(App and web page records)
##############################
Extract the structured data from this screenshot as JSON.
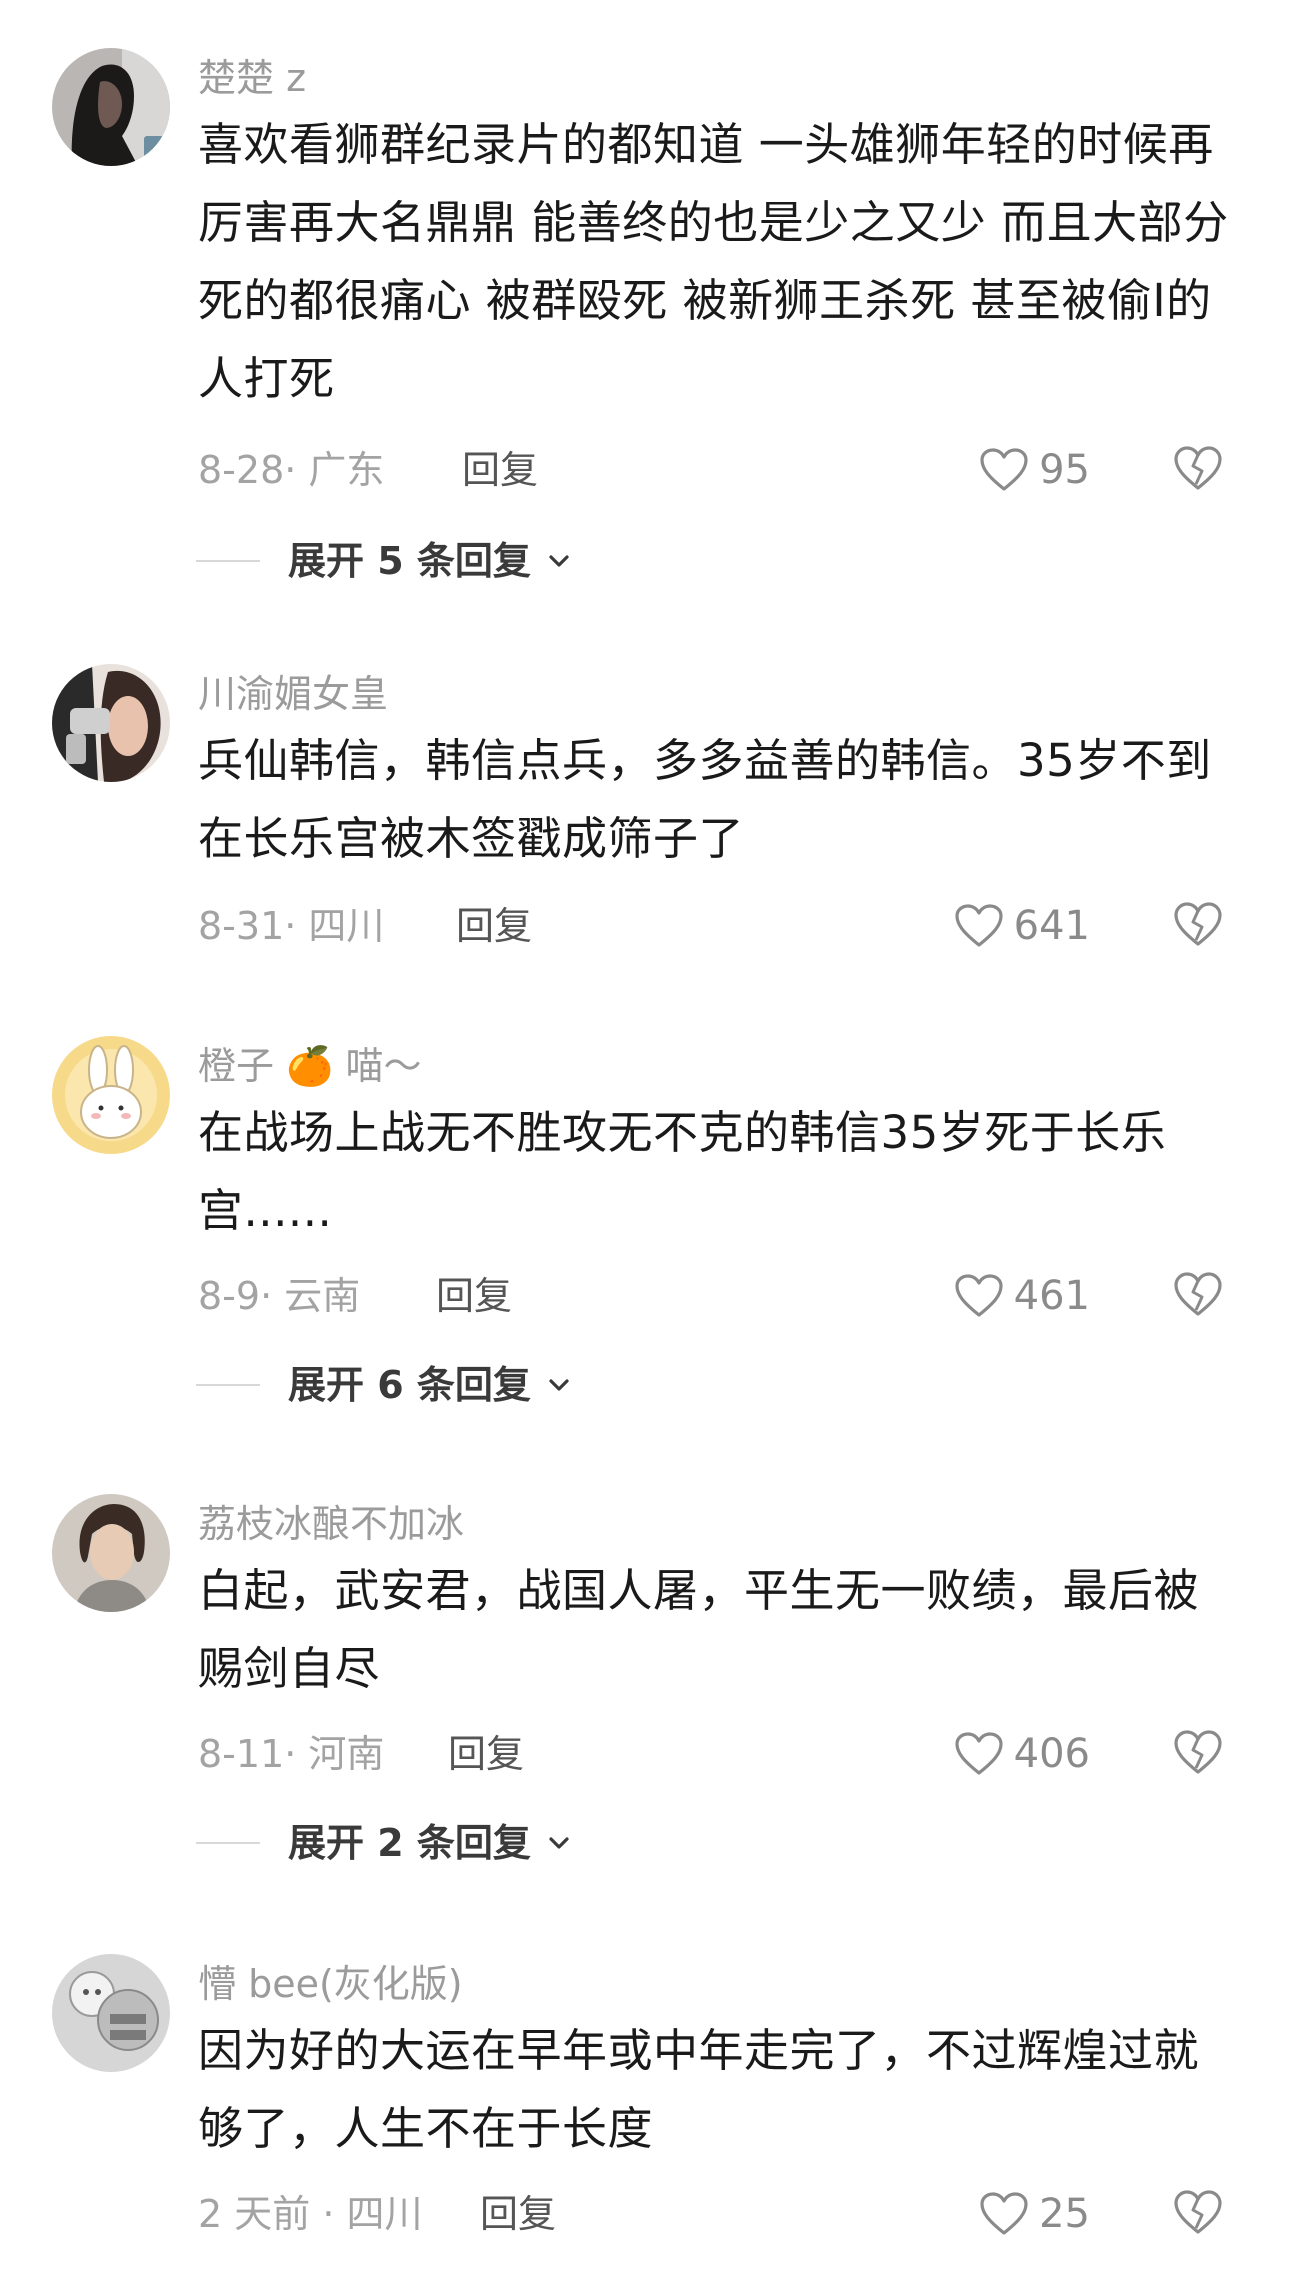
{
  "comments": [
    {
      "username": "楚楚 z",
      "text": "喜欢看狮群纪录片的都知道 一头雄狮年轻的时候再厉害再大名鼎鼎 能善终的也是少之又少 而且大部分死的都很痛心 被群殴死 被新狮王杀死 甚至被偷I的人打死",
      "meta": "8-28· 广东",
      "reply_label": "回复",
      "likes": "95",
      "like_icon": "heart-outline-icon",
      "dislike_icon": "broken-heart-icon",
      "expand_label": "展开 5 条回复",
      "avatar_icon": "woman-profile-photo"
    },
    {
      "username": "川渝媚女皇",
      "text": "兵仙韩信，韩信点兵，多多益善的韩信。35岁不到在长乐宫被木签戳成筛子了",
      "meta": "8-31· 四川",
      "reply_label": "回复",
      "likes": "641",
      "like_icon": "heart-outline-icon",
      "dislike_icon": "broken-heart-icon",
      "avatar_icon": "makeup-photo"
    },
    {
      "username": "橙子",
      "username_emoji": "🍊",
      "username_suffix": "喵～",
      "text": "在战场上战无不胜攻无不克的韩信35岁死于长乐宫......",
      "meta": "8-9· 云南",
      "reply_label": "回复",
      "likes": "461",
      "like_icon": "heart-outline-icon",
      "dislike_icon": "broken-heart-icon",
      "expand_label": "展开 6 条回复",
      "avatar_icon": "white-rabbit-cartoon"
    },
    {
      "username": "荔枝冰酿不加冰",
      "text": "白起，武安君，战国人屠，平生无一败绩，最后被赐剑自尽",
      "meta": "8-11· 河南",
      "reply_label": "回复",
      "likes": "406",
      "like_icon": "heart-outline-icon",
      "dislike_icon": "broken-heart-icon",
      "expand_label": "展开 2 条回复",
      "avatar_icon": "portrait-photo"
    },
    {
      "username": "懵 bee(灰化版)",
      "text": "因为好的大运在早年或中年走完了，不过辉煌过就够了，人生不在于长度",
      "meta": "2 天前 · 四川",
      "reply_label": "回复",
      "likes": "25",
      "like_icon": "heart-outline-icon",
      "dislike_icon": "broken-heart-icon",
      "avatar_icon": "gray-cartoon-avatar"
    }
  ],
  "colors": {
    "text_primary": "#1a1a1a",
    "text_secondary": "#9b9b9b",
    "background": "#ffffff"
  }
}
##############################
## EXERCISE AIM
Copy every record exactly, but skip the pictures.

## FINAL ANSWER
Extract the structured data from this screenshot as JSON.
{
  "comments": [
    {
      "username": "楚楚 z",
      "text": "喜欢看狮群纪录片的都知道 一头雄狮年轻的时候再厉害再大名鼎鼎 能善终的也是少之又少 而且大部分死的都很痛心 被群殴死 被新狮王杀死 甚至被偷I的人打死",
      "meta": "8-28· 广东",
      "reply_label": "回复",
      "likes": "95",
      "like_icon": "heart-outline-icon",
      "dislike_icon": "broken-heart-icon",
      "expand_label": "展开 5 条回复",
      "avatar_icon": "woman-profile-photo"
    },
    {
      "username": "川渝媚女皇",
      "text": "兵仙韩信，韩信点兵，多多益善的韩信。35岁不到在长乐宫被木签戳成筛子了",
      "meta": "8-31· 四川",
      "reply_label": "回复",
      "likes": "641",
      "like_icon": "heart-outline-icon",
      "dislike_icon": "broken-heart-icon",
      "avatar_icon": "makeup-photo"
    },
    {
      "username": "橙子",
      "username_emoji": "🍊",
      "username_suffix": "喵～",
      "text": "在战场上战无不胜攻无不克的韩信35岁死于长乐宫......",
      "meta": "8-9· 云南",
      "reply_label": "回复",
      "likes": "461",
      "like_icon": "heart-outline-icon",
      "dislike_icon": "broken-heart-icon",
      "expand_label": "展开 6 条回复",
      "avatar_icon": "white-rabbit-cartoon"
    },
    {
      "username": "荔枝冰酿不加冰",
      "text": "白起，武安君，战国人屠，平生无一败绩，最后被赐剑自尽",
      "meta": "8-11· 河南",
      "reply_label": "回复",
      "likes": "406",
      "like_icon": "heart-outline-icon",
      "dislike_icon": "broken-heart-icon",
      "expand_label": "展开 2 条回复",
      "avatar_icon": "portrait-photo"
    },
    {
      "username": "懵 bee(灰化版)",
      "text": "因为好的大运在早年或中年走完了，不过辉煌过就够了，人生不在于长度",
      "meta": "2 天前 · 四川",
      "reply_label": "回复",
      "likes": "25",
      "like_icon": "heart-outline-icon",
      "dislike_icon": "broken-heart-icon",
      "avatar_icon": "gray-cartoon-avatar"
    }
  ],
  "colors": {
    "text_primary": "#1a1a1a",
    "text_secondary": "#9b9b9b",
    "background": "#ffffff"
  }
}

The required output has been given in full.